• [Dataset entries]:
Content starts

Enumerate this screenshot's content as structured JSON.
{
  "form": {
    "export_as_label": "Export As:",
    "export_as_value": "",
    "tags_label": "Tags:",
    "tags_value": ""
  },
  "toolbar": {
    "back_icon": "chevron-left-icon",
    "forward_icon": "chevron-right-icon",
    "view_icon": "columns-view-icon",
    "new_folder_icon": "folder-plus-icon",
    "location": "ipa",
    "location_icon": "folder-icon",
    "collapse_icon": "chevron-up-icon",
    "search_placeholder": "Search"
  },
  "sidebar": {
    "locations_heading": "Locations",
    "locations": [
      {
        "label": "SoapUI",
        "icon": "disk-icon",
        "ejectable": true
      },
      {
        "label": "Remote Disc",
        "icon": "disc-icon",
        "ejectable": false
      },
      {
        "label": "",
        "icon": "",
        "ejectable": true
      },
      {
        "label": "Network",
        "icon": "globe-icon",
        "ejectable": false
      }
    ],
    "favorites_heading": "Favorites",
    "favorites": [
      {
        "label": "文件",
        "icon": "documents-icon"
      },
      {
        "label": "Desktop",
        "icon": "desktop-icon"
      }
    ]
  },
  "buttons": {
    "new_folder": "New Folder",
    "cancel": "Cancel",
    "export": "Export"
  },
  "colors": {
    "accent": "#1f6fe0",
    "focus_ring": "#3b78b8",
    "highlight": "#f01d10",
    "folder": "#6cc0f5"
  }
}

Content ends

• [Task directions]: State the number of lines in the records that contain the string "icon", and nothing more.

• [Reply to the exercise]: 12